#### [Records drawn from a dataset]
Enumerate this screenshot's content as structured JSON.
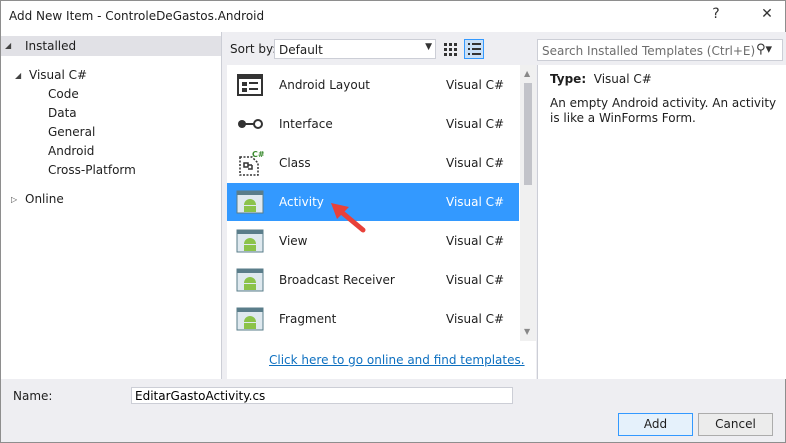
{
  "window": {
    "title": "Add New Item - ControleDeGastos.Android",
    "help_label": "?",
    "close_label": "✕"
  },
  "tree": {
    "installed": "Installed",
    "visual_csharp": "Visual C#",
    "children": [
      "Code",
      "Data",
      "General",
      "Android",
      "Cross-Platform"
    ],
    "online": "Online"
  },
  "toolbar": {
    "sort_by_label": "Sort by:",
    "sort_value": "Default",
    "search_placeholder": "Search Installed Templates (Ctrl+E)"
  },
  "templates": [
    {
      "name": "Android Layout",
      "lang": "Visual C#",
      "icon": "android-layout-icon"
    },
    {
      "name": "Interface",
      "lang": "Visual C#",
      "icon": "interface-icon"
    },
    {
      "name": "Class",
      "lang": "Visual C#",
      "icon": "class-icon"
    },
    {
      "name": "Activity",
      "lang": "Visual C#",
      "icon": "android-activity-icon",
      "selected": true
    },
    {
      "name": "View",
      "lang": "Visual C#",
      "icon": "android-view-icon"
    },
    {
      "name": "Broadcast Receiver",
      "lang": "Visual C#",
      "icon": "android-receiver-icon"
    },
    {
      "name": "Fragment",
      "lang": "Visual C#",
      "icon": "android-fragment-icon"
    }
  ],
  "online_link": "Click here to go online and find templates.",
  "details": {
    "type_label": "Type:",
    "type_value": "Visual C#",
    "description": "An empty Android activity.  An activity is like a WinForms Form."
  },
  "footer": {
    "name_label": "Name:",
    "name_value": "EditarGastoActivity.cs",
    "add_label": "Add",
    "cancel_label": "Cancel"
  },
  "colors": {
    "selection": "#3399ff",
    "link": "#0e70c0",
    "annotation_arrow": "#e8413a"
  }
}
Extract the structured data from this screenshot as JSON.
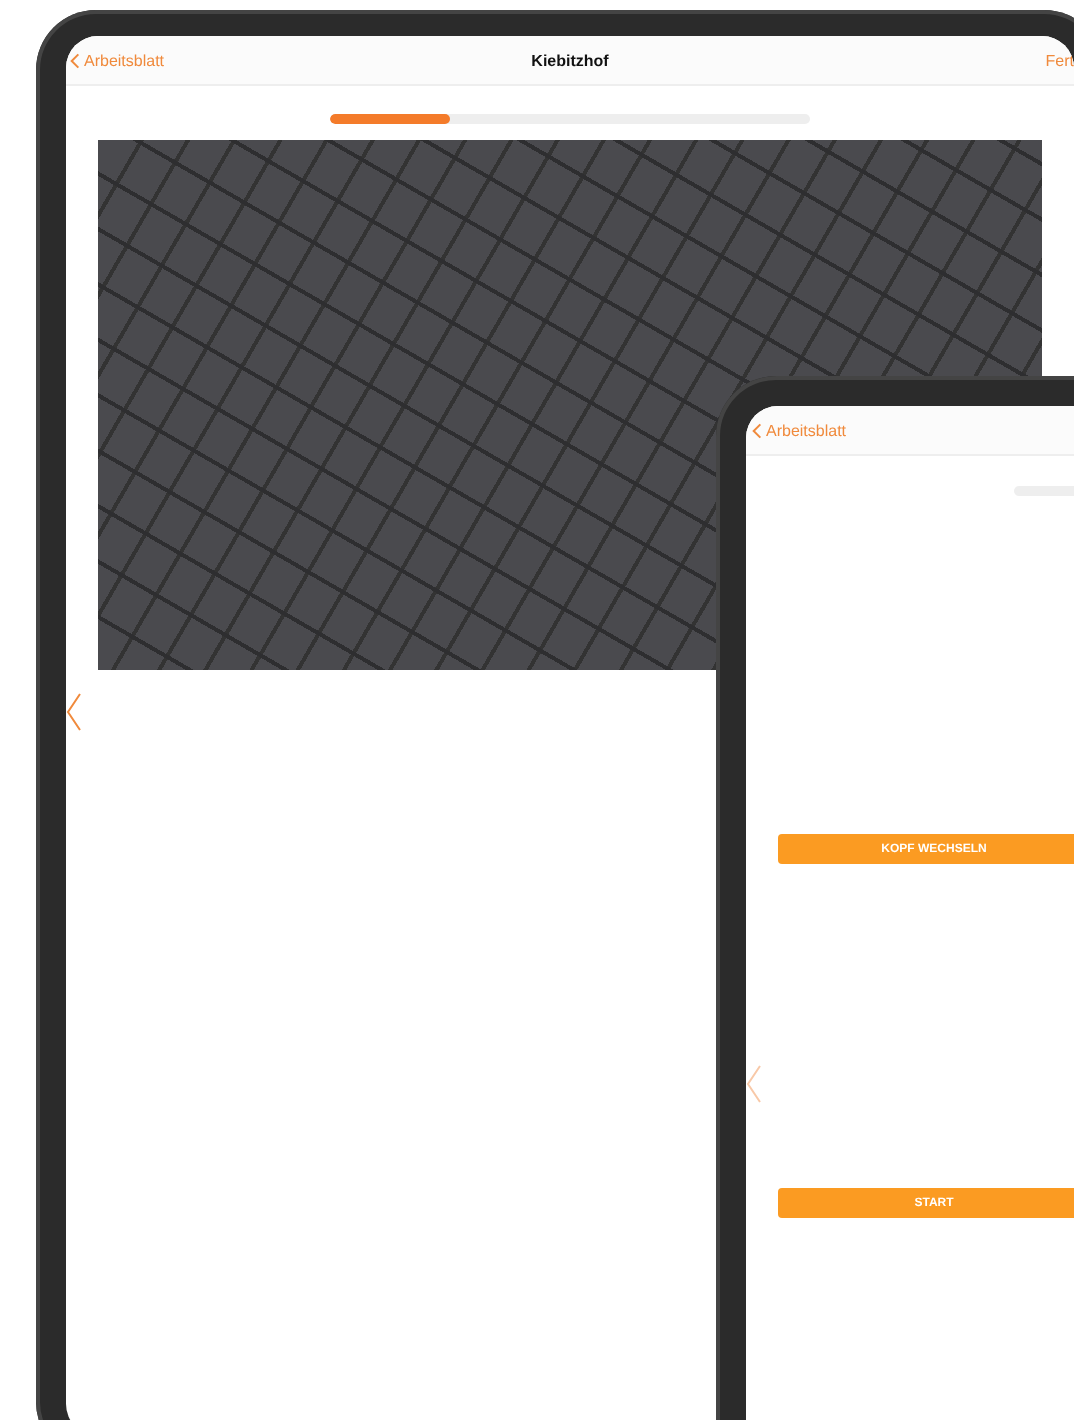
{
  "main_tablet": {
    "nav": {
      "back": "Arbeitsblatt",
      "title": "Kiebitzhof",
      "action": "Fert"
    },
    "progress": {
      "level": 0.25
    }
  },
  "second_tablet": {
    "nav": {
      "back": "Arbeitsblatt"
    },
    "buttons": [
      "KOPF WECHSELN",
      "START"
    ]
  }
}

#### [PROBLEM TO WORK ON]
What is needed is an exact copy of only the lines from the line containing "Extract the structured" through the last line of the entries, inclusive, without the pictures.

#### [EXERCISE OUTPUT]
Extract the structured data from this screenshot as JSON.
{
  "main_tablet": {
    "nav": {
      "back": "Arbeitsblatt",
      "title": "Kiebitzhof",
      "action": "Fert"
    },
    "progress": {
      "level": 0.25
    }
  },
  "second_tablet": {
    "nav": {
      "back": "Arbeitsblatt"
    },
    "buttons": [
      "KOPF WECHSELN",
      "START"
    ]
  }
}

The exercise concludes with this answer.